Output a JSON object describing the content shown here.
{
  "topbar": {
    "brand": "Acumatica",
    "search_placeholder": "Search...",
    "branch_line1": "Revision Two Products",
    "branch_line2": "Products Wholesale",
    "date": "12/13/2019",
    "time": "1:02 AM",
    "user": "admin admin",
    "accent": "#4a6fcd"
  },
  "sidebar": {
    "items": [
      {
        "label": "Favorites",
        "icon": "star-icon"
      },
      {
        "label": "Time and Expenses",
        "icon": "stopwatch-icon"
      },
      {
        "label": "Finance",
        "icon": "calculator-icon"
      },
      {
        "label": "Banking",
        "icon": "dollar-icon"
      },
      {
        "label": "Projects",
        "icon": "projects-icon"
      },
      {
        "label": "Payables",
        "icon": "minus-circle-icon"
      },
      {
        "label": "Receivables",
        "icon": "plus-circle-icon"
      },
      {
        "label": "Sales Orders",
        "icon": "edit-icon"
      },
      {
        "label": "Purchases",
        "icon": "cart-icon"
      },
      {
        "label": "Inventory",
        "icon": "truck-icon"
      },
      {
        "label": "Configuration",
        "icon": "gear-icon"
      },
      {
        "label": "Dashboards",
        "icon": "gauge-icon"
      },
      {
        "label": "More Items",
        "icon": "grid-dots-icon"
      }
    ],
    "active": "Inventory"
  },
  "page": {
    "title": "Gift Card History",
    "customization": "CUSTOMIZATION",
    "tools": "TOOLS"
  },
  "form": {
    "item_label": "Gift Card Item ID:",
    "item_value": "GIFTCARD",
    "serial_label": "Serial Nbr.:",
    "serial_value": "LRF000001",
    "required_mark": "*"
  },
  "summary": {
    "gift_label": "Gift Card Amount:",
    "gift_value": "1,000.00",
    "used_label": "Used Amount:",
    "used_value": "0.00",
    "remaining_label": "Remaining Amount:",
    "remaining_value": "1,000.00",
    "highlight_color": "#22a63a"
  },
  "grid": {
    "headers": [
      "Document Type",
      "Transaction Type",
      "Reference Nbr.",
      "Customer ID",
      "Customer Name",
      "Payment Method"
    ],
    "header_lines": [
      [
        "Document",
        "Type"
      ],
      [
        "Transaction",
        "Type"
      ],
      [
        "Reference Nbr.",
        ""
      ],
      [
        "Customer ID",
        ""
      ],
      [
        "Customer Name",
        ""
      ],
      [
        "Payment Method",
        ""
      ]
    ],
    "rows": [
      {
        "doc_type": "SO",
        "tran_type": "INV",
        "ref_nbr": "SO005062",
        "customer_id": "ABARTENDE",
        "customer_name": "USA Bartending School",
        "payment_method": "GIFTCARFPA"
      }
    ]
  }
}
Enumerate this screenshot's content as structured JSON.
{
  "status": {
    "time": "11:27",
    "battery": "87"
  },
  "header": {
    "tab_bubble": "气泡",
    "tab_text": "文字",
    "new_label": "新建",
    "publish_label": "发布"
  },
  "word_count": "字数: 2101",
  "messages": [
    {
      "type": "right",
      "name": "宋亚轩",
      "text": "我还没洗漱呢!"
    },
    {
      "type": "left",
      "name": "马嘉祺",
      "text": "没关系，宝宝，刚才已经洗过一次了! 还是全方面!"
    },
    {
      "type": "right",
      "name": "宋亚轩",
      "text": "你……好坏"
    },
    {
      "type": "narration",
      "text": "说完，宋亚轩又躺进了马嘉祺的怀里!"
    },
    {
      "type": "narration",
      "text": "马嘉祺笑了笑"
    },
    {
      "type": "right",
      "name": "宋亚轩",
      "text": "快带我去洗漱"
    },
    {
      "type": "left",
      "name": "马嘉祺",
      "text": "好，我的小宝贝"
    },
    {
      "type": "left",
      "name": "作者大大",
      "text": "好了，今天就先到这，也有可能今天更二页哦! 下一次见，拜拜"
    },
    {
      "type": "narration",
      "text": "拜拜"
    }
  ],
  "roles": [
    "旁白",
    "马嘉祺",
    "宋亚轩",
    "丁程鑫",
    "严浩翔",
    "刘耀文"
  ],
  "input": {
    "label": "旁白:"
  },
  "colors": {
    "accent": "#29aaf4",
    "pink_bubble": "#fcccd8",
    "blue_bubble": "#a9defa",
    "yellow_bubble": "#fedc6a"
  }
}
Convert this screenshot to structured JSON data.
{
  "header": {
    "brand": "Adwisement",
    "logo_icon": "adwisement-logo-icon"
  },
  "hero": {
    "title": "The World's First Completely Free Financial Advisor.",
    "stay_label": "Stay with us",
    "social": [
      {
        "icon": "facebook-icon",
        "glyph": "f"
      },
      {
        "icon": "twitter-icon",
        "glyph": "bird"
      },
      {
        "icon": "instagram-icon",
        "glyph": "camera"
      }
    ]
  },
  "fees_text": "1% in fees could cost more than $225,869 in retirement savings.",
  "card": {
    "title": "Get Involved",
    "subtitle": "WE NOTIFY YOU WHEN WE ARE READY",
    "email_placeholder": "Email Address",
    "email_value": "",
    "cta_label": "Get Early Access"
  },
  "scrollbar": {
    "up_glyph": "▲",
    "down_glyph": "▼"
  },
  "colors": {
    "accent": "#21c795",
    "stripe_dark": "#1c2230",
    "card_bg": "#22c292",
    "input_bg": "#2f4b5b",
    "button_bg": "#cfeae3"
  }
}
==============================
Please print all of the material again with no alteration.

◆ WRITTEN ANSWER ◆
Output a JSON object describing the content shown here.
{
  "topbar": {
    "brand": "Acumatica",
    "search_placeholder": "Search...",
    "branch_line1": "Revision Two Products",
    "branch_line2": "Products Wholesale",
    "date": "12/13/2019",
    "time": "1:02 AM",
    "user": "admin admin",
    "accent": "#4a6fcd"
  },
  "sidebar": {
    "items": [
      {
        "label": "Favorites",
        "icon": "star-icon"
      },
      {
        "label": "Time and Expenses",
        "icon": "stopwatch-icon"
      },
      {
        "label": "Finance",
        "icon": "calculator-icon"
      },
      {
        "label": "Banking",
        "icon": "dollar-icon"
      },
      {
        "label": "Projects",
        "icon": "projects-icon"
      },
      {
        "label": "Payables",
        "icon": "minus-circle-icon"
      },
      {
        "label": "Receivables",
        "icon": "plus-circle-icon"
      },
      {
        "label": "Sales Orders",
        "icon": "edit-icon"
      },
      {
        "label": "Purchases",
        "icon": "cart-icon"
      },
      {
        "label": "Inventory",
        "icon": "truck-icon"
      },
      {
        "label": "Configuration",
        "icon": "gear-icon"
      },
      {
        "label": "Dashboards",
        "icon": "gauge-icon"
      },
      {
        "label": "More Items",
        "icon": "grid-dots-icon"
      }
    ],
    "active": "Inventory"
  },
  "page": {
    "title": "Gift Card History",
    "customization": "CUSTOMIZATION",
    "tools": "TOOLS"
  },
  "form": {
    "item_label": "Gift Card Item ID:",
    "item_value": "GIFTCARD",
    "serial_label": "Serial Nbr.:",
    "serial_value": "LRF000001",
    "required_mark": "*"
  },
  "summary": {
    "gift_label": "Gift Card Amount:",
    "gift_value": "1,000.00",
    "used_label": "Used Amount:",
    "used_value": "0.00",
    "remaining_label": "Remaining Amount:",
    "remaining_value": "1,000.00",
    "highlight_color": "#22a63a"
  },
  "grid": {
    "headers": [
      "Document Type",
      "Transaction Type",
      "Reference Nbr.",
      "Customer ID",
      "Customer Name",
      "Payment Method"
    ],
    "header_lines": [
      [
        "Document",
        "Type"
      ],
      [
        "Transaction",
        "Type"
      ],
      [
        "Reference Nbr.",
        ""
      ],
      [
        "Customer ID",
        ""
      ],
      [
        "Customer Name",
        ""
      ],
      [
        "Payment Method",
        ""
      ]
    ],
    "rows": [
      {
        "doc_type": "SO",
        "tran_type": "INV",
        "ref_nbr": "SO005062",
        "customer_id": "ABARTENDE",
        "customer_name": "USA Bartending School",
        "payment_method": "GIFTCARFPA"
      }
    ]
  }
}
Enumerate this screenshot's content as structured JSON.
{
  "status": {
    "time": "11:27",
    "battery": "87"
  },
  "header": {
    "tab_bubble": "气泡",
    "tab_text": "文字",
    "new_label": "新建",
    "publish_label": "发布"
  },
  "word_count": "字数: 2101",
  "messages": [
    {
      "type": "right",
      "name": "宋亚轩",
      "text": "我还没洗漱呢!"
    },
    {
      "type": "left",
      "name": "马嘉祺",
      "text": "没关系，宝宝，刚才已经洗过一次了! 还是全方面!"
    },
    {
      "type": "right",
      "name": "宋亚轩",
      "text": "你……好坏"
    },
    {
      "type": "narration",
      "text": "说完，宋亚轩又躺进了马嘉祺的怀里!"
    },
    {
      "type": "narration",
      "text": "马嘉祺笑了笑"
    },
    {
      "type": "right",
      "name": "宋亚轩",
      "text": "快带我去洗漱"
    },
    {
      "type": "left",
      "name": "马嘉祺",
      "text": "好，我的小宝贝"
    },
    {
      "type": "left",
      "name": "作者大大",
      "text": "好了，今天就先到这，也有可能今天更二页哦! 下一次见，拜拜"
    },
    {
      "type": "narration",
      "text": "拜拜"
    }
  ],
  "roles": [
    "旁白",
    "马嘉祺",
    "宋亚轩",
    "丁程鑫",
    "严浩翔",
    "刘耀文"
  ],
  "input": {
    "label": "旁白:"
  },
  "colors": {
    "accent": "#29aaf4",
    "pink_bubble": "#fcccd8",
    "blue_bubble": "#a9defa",
    "yellow_bubble": "#fedc6a"
  }
}
Convert this screenshot to structured JSON data.
{
  "header": {
    "brand": "Adwisement",
    "logo_icon": "adwisement-logo-icon"
  },
  "hero": {
    "title": "The World's First Completely Free Financial Advisor.",
    "stay_label": "Stay with us",
    "social": [
      {
        "icon": "facebook-icon",
        "glyph": "f"
      },
      {
        "icon": "twitter-icon",
        "glyph": "bird"
      },
      {
        "icon": "instagram-icon",
        "glyph": "camera"
      }
    ]
  },
  "fees_text": "1% in fees could cost more than $225,869 in retirement savings.",
  "card": {
    "title": "Get Involved",
    "subtitle": "WE NOTIFY YOU WHEN WE ARE READY",
    "email_placeholder": "Email Address",
    "email_value": "",
    "cta_label": "Get Early Access"
  },
  "scrollbar": {
    "up_glyph": "▲",
    "down_glyph": "▼"
  },
  "colors": {
    "accent": "#21c795",
    "stripe_dark": "#1c2230",
    "card_bg": "#22c292",
    "input_bg": "#2f4b5b",
    "button_bg": "#cfeae3"
  }
}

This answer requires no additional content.